**What to do:**
Identify each line below that contains the word "heading", and copy it out.

**Data for this exercise:**
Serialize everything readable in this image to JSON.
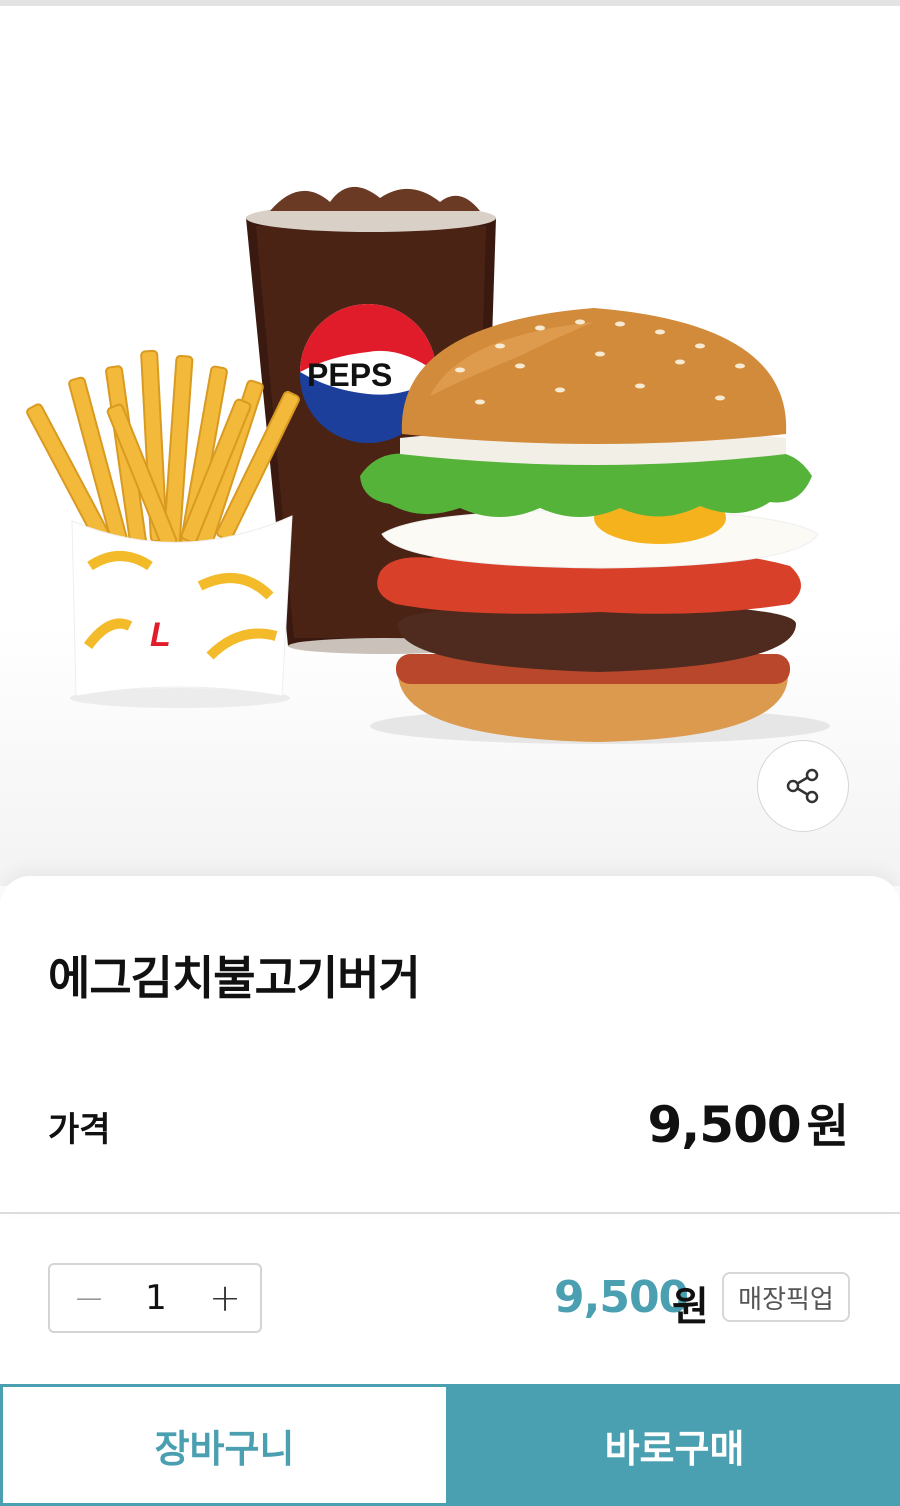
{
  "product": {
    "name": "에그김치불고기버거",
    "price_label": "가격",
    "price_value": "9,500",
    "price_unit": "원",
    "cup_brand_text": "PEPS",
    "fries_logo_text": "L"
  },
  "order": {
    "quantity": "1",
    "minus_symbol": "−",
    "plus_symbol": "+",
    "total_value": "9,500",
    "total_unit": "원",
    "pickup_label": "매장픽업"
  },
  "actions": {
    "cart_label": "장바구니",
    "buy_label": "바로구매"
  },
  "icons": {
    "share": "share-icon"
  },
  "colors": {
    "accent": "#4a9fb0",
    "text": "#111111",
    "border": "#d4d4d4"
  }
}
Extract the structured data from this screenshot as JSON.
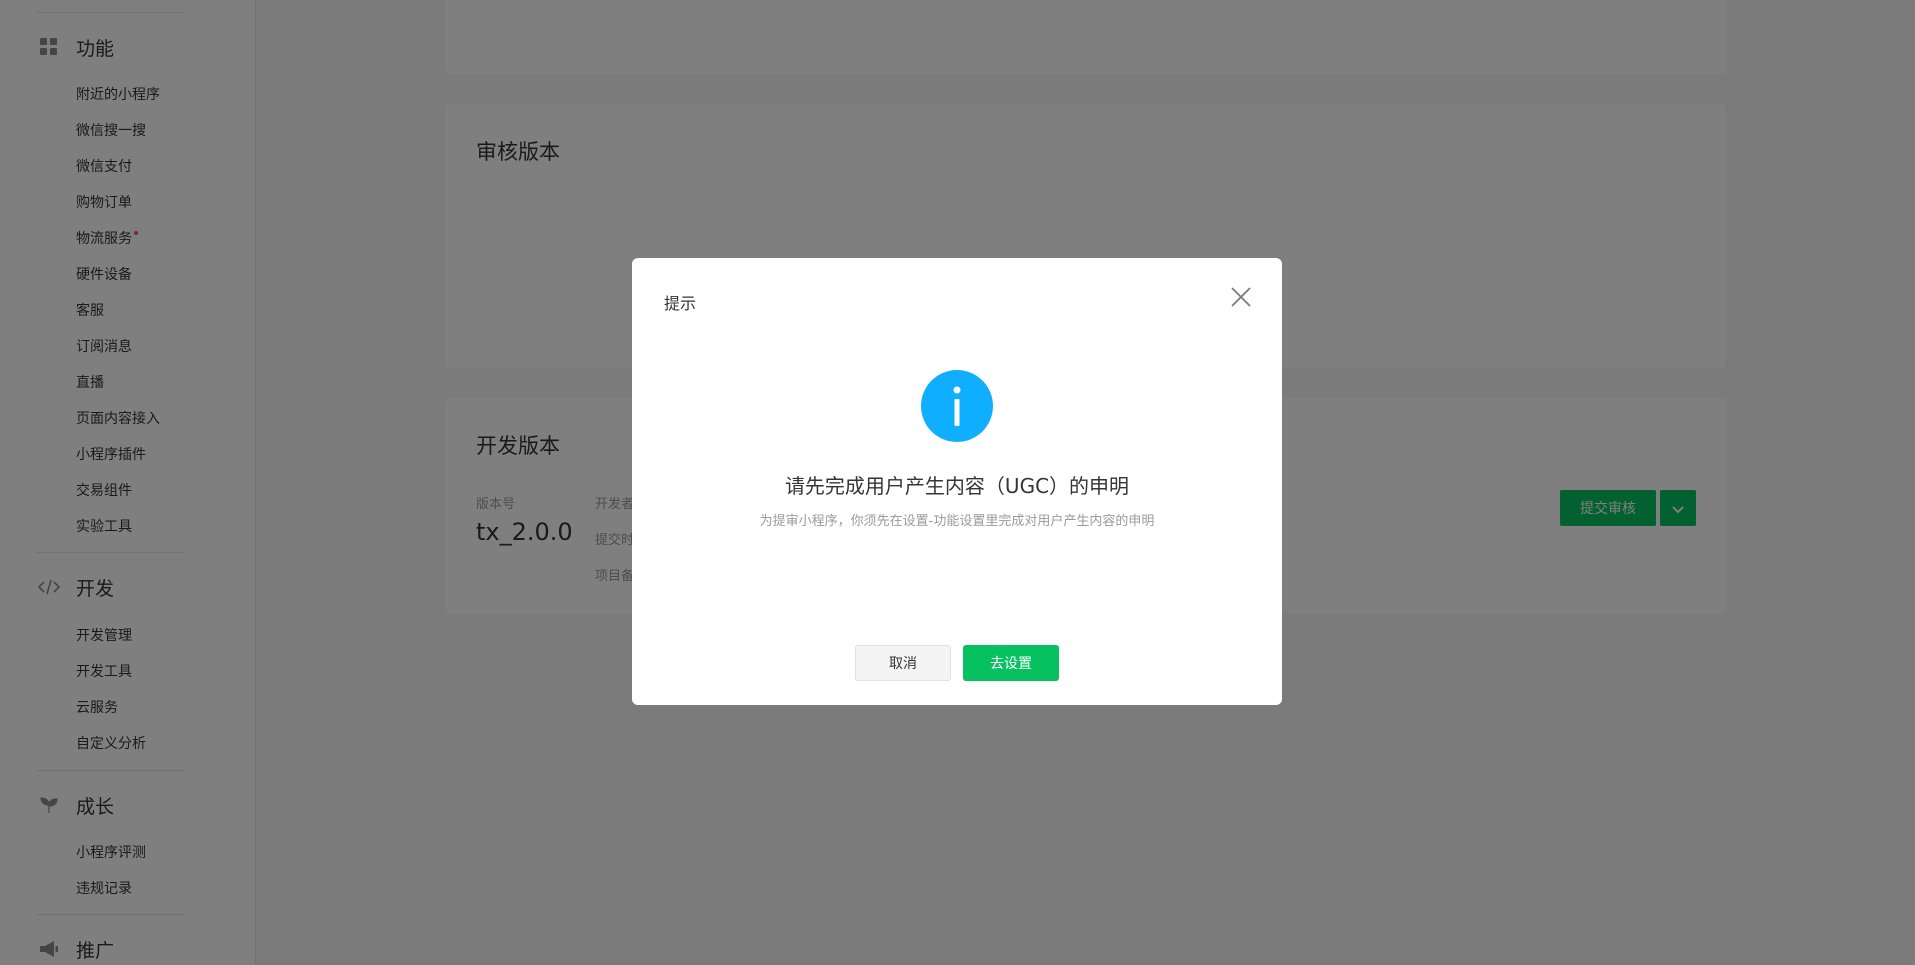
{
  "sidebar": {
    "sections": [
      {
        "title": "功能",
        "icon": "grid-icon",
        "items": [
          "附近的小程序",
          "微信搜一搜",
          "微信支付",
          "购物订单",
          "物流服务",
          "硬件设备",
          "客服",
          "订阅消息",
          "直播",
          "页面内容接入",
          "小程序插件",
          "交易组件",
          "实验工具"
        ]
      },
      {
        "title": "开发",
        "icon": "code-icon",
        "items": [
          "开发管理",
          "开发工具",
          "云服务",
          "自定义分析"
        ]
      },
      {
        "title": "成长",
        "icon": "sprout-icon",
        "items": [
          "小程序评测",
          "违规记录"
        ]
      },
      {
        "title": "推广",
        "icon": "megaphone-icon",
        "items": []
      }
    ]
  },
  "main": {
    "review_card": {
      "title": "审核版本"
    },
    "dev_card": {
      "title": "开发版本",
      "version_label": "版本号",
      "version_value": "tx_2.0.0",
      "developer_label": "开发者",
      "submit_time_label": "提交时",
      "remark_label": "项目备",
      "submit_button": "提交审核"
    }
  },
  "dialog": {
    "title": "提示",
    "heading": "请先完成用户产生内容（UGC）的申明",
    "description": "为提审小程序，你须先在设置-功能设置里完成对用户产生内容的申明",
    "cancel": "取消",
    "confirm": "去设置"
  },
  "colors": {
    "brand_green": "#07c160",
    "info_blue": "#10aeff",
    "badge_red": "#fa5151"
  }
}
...
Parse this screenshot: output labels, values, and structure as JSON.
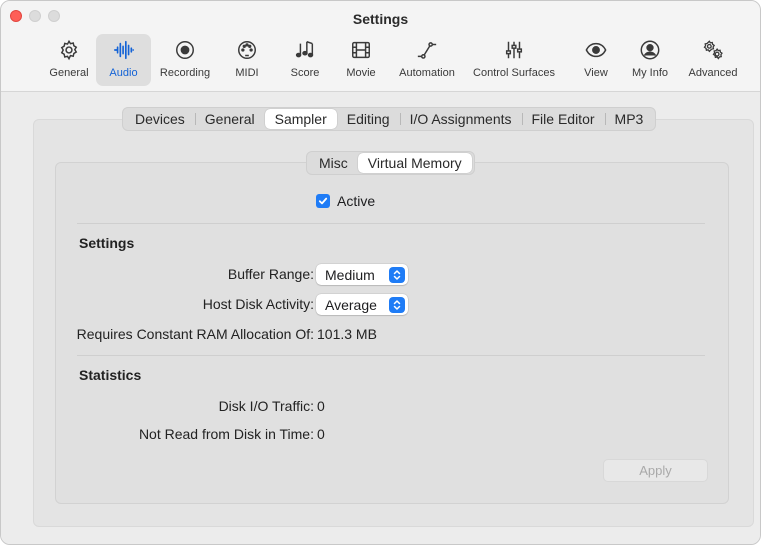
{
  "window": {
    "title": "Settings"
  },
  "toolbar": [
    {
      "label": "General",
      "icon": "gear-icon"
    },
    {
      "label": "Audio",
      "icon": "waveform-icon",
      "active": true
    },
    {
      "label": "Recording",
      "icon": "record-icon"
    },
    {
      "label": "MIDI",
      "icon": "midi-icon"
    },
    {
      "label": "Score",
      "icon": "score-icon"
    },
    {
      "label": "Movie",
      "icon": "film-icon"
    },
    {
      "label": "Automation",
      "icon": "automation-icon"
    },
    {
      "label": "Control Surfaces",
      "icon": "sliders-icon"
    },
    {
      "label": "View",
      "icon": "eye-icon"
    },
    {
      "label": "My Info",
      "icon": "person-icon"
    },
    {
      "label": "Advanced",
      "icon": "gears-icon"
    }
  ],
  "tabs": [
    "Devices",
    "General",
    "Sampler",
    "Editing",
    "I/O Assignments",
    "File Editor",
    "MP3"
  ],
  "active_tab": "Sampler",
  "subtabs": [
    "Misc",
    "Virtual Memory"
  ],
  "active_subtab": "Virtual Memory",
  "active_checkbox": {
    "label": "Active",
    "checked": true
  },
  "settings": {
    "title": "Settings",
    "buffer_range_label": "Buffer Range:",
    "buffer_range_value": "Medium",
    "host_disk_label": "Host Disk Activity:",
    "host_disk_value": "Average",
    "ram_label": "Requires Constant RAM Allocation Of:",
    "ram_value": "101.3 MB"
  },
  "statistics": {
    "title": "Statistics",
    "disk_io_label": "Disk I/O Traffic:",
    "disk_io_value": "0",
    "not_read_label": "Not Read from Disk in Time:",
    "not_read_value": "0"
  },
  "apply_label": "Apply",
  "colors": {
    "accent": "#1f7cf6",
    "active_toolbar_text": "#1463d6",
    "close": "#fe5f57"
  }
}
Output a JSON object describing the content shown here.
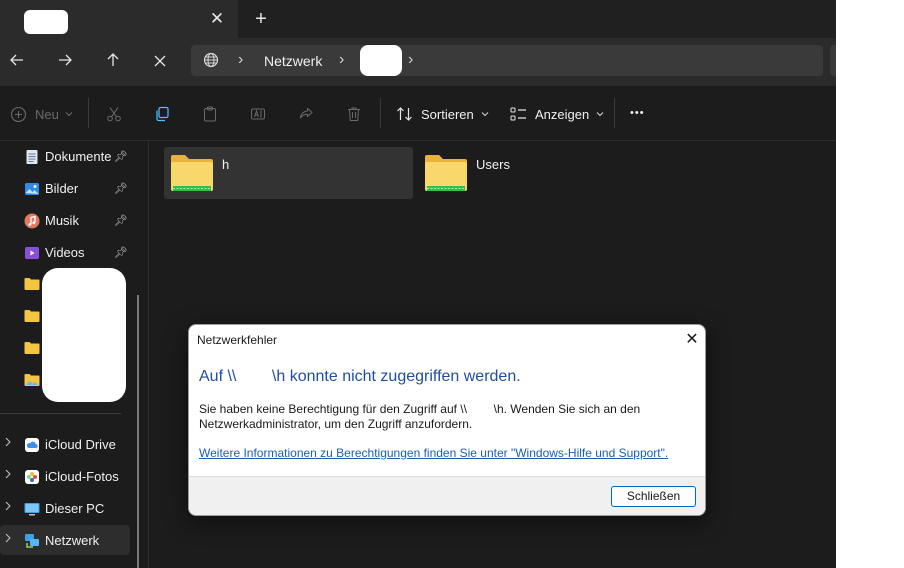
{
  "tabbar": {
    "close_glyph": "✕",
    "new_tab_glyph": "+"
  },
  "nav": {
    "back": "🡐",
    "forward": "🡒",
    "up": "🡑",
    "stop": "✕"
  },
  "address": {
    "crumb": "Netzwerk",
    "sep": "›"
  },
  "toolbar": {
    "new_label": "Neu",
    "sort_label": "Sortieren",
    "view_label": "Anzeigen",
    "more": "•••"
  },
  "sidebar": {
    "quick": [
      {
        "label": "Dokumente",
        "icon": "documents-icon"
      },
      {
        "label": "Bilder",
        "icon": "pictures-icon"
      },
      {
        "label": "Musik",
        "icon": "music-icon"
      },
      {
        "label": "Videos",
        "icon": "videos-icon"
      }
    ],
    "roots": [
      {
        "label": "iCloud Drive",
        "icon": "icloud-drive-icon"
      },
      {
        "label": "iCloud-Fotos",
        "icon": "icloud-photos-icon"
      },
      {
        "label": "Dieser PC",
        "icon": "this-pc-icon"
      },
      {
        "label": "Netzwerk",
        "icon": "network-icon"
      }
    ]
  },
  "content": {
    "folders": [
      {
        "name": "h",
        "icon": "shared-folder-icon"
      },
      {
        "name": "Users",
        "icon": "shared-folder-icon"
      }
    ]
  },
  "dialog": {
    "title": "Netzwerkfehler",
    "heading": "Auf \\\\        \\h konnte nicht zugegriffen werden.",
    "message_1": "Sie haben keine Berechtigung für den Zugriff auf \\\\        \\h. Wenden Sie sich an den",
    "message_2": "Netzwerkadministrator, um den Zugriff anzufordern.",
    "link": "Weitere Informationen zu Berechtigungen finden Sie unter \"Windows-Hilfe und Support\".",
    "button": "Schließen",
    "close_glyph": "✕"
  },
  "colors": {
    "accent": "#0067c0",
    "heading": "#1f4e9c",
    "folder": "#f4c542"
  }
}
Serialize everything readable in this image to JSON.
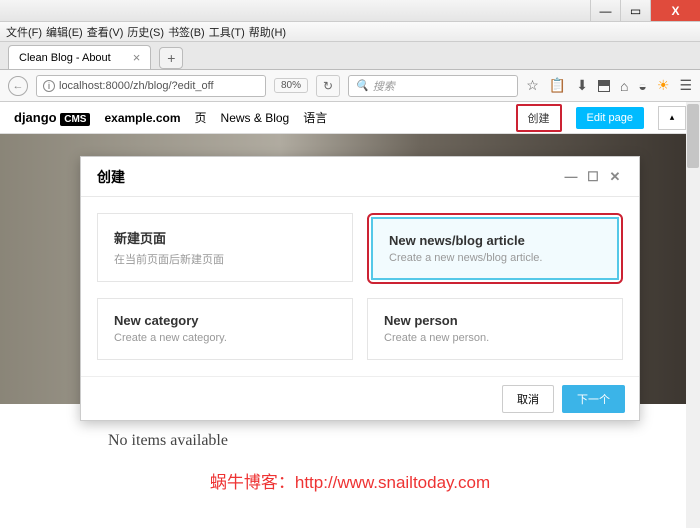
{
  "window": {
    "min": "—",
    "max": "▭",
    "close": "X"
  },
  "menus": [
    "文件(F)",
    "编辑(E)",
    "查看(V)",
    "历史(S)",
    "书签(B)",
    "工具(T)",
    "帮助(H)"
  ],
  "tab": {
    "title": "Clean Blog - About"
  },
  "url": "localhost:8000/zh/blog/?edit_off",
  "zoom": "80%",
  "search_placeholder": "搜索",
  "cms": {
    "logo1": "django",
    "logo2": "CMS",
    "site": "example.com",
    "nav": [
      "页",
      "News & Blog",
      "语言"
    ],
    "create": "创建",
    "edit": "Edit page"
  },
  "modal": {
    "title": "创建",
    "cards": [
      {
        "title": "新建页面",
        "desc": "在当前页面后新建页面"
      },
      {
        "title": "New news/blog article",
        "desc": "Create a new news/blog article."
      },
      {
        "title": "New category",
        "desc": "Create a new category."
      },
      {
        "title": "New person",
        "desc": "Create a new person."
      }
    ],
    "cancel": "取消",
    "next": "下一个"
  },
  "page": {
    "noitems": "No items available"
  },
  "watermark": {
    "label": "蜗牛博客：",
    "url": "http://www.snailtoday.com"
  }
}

**Completed task:**
    "heading": "请先完成用户产生内容（UGC）的申明",
    "heading": "Auf \\\\        \\h konnte nicht zugegriffen werden.",
    "heading": "#1f4e9c",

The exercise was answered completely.